Breaking Up Is Hard to Do: How to Leave a Job You Don’t Love & Find One Meant For You
February 11, 2020
Love and relationships are in the air this month -- whether you’re celebrating Valentine’s Day with your significant other or Galentine’s Day with friends. But one of the major relationships you might not be thinking about is the one you have with your job. With professionals spending almost 90,000 hours throughout our lives at work, it’s worth finding the right one for you.
According to new research from LinkedIn, the majority of us (81%) believe we should be very or mostly happy at work, yet most of us (60%) have stayed at a job knowing the relationship wasn’t working. So, what do you do if you’re not in love with your job -- and how do you find the one for you?
Knowing when -- and how -- to break up with your job can be intimidating, but it’s crucial for setting yourself up for future success. Don’t worry, we’re here to help you navigate the ups and downs of your work relationship -- from breakup to rebound to finding the right job for you. Here are some tips and advice for getting it right.
Read the signs
Whether you’re in a new role or have been at your company for a while, it’s important to know when it’s time to move on. The top three reasons professionals aren’t happy are: not enjoying the work, not feeling a strong sense of purpose and not feeling valued by their team. If you recognize these signs, it may be time to consider your next move. A great first step is to start thinking about what you’re in it for, and write down what matters to your professional life. Identify what is currently missing and start looking for a new role that better fits the bill.
When breaking up isn’t your decision
We don’t always have the luxury of deciding when it’s time to leave a job -- sometimes that decision is made for us. While losing your job is hard, a forced change can be full of opportunity. More than one-third of professionals we spoke to made positive changes after being laid off or fired -- either finding a better fit or making a career pivot. Take advantage of your exit interview and ask for honest feedback on your areas of improvement so you can find the right job for you. Update your profile to include your latest experience, and show you’re open to new opportunities. It's also a good idea to make sure your LinkedIn network is up to date by connecting with former co-workers, as more than 70% of professionals get hired at a company where they have a professional connection.

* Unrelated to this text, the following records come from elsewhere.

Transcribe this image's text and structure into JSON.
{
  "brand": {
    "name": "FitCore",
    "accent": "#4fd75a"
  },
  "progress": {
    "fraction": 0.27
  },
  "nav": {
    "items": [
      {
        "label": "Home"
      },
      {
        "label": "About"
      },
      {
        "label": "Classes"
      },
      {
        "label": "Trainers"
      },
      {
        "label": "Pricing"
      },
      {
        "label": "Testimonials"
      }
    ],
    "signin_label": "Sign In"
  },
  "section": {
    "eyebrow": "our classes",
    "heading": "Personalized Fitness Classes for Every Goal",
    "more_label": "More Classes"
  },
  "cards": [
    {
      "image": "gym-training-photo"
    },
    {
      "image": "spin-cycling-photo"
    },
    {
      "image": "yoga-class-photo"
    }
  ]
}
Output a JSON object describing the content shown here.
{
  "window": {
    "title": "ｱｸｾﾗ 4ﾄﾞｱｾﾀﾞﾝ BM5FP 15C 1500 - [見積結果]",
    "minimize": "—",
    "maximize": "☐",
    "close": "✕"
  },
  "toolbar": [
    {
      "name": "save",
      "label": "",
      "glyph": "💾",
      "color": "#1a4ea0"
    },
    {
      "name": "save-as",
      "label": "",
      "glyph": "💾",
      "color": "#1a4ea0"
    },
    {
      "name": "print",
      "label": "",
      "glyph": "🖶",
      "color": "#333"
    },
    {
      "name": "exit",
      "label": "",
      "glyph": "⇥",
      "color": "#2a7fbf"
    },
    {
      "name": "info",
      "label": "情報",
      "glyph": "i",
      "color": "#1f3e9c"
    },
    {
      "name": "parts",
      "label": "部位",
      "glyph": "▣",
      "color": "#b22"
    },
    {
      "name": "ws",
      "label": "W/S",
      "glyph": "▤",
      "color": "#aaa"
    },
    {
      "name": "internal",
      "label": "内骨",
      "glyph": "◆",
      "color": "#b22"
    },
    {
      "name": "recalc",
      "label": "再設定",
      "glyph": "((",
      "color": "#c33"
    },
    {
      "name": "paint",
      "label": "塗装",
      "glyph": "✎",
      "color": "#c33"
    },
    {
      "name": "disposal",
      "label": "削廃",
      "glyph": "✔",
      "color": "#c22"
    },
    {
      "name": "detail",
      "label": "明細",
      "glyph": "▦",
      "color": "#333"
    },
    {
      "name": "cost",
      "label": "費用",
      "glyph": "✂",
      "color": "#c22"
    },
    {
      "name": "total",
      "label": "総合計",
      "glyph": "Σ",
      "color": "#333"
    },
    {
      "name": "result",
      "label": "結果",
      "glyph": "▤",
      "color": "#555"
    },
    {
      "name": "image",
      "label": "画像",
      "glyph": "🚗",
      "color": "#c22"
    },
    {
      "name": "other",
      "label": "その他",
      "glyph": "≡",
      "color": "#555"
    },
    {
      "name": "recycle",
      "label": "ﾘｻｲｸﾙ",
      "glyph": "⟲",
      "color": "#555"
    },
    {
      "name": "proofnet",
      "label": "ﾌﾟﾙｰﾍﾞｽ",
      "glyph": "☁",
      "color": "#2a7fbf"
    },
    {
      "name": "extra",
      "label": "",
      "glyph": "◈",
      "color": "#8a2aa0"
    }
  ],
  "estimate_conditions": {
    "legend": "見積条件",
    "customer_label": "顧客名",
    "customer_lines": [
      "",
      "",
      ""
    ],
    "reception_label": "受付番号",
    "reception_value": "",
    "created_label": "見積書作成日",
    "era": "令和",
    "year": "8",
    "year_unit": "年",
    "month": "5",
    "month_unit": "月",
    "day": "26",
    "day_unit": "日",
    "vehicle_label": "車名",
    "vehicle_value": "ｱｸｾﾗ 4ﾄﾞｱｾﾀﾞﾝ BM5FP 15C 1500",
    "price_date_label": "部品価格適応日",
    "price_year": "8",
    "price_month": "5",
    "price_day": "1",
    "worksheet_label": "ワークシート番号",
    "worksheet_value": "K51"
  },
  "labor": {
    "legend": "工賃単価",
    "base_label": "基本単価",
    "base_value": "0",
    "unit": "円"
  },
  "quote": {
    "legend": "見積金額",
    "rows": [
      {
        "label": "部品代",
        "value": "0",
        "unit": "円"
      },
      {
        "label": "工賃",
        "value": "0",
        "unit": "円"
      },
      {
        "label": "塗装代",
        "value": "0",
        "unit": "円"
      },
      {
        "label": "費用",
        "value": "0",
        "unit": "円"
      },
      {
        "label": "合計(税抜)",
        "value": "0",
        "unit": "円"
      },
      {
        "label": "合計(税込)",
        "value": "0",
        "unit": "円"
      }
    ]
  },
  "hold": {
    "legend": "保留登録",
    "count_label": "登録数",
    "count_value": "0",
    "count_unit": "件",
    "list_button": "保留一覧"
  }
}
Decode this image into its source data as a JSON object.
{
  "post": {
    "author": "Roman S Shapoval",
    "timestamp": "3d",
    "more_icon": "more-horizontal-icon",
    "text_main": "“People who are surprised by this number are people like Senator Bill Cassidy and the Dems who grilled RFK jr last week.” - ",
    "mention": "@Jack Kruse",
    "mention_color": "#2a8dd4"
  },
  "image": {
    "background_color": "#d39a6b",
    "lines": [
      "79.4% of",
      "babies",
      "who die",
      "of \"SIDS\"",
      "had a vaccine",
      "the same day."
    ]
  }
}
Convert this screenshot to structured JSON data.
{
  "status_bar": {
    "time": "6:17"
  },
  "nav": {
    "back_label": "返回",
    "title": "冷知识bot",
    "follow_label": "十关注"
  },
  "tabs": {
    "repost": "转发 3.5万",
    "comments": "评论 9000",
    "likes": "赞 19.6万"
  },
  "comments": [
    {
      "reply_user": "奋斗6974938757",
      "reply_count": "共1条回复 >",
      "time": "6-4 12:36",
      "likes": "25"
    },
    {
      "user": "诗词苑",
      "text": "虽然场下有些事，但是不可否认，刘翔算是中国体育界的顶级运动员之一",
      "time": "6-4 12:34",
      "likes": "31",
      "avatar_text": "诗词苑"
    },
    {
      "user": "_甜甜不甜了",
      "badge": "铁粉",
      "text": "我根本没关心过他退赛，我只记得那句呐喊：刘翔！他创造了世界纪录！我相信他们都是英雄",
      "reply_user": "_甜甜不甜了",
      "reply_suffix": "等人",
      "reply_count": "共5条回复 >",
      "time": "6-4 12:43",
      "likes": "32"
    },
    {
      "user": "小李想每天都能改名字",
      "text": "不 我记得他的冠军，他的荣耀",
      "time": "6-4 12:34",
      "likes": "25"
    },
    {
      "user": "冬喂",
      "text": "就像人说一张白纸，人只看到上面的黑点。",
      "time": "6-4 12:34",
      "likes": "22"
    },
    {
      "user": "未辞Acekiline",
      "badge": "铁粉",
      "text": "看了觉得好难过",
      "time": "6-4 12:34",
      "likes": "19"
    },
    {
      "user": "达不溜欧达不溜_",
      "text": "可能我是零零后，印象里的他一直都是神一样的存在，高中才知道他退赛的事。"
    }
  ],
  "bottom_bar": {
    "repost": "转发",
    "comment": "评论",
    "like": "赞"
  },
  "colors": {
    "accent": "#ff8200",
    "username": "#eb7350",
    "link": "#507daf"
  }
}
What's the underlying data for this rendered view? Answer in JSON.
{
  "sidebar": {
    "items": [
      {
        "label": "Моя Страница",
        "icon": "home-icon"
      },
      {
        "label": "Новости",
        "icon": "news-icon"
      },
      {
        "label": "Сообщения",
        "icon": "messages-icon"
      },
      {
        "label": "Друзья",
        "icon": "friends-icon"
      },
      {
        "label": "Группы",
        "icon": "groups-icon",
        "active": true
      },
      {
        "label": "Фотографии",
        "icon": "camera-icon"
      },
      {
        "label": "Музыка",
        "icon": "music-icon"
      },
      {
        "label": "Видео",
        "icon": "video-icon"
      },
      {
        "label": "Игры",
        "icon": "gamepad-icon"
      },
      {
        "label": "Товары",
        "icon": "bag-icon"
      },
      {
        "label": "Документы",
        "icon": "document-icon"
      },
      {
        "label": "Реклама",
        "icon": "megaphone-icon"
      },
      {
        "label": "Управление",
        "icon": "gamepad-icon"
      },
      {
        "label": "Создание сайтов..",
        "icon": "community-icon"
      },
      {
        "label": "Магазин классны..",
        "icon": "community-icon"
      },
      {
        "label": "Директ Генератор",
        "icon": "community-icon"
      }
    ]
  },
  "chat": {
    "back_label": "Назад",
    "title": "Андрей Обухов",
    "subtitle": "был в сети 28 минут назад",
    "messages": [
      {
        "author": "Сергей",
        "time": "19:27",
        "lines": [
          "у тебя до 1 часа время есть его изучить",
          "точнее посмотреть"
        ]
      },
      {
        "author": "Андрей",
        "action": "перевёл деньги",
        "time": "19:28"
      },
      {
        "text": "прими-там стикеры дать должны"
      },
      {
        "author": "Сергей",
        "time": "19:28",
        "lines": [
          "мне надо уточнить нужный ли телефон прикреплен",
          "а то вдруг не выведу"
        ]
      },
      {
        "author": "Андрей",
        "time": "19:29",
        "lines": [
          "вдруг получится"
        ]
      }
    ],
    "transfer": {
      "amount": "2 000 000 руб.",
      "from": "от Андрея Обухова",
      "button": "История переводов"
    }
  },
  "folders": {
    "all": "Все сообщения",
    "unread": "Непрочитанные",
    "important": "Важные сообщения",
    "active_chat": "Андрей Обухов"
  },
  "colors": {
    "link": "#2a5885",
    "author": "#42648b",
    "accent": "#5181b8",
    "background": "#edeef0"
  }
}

Say goodbye gracefully
If you’re initiating the break up, exit with grace and respect for your current employer. Half of hiring managers have re-hired someone who they worked with previously, so it’s important not to burn bridges. Do your part to set the company up for future success by giving your manager at least two weeks notice and being honest, respectful and positive during your exit interview. Consider writing a recommendation for your former co-workers and managers that will display on their LinkedIn profile to maintain the relationship and keep the line of communication open.
Now get out there, and showcase your best self
Over half of professionals feel their skills have been overlooked in the hiring process. If you’re just starting your search, take the time to validate your skills with LinkedIn Skill Assessments, a new tool to showcase your capabilities and become more discoverable to opportunities. Not an exact skill match for the roles you’re looking at? Don’t sweat it -- nearly three-quarters of recruiters hire candidates who don’t exactly match the skills or experience posted for a specific role. To improve your chances of being considered, demonstrate how the skills you have apply to the position, show success in previous roles, and highlight your soft skills like creativity and teamwork. The best way to get hiring managers to take a chance on you is by projecting confidence, intelligence and willingness to learn during your interview.
If you’re looking for a job you love, LinkedIn has millions of jobs and the right one for you.
Methodology: Censuswide conducted the survey for LinkedIn from December 19 - 23, 2019, among 2,000 working professionals ages 18-74 and 1,000 hiring managers across the U.S.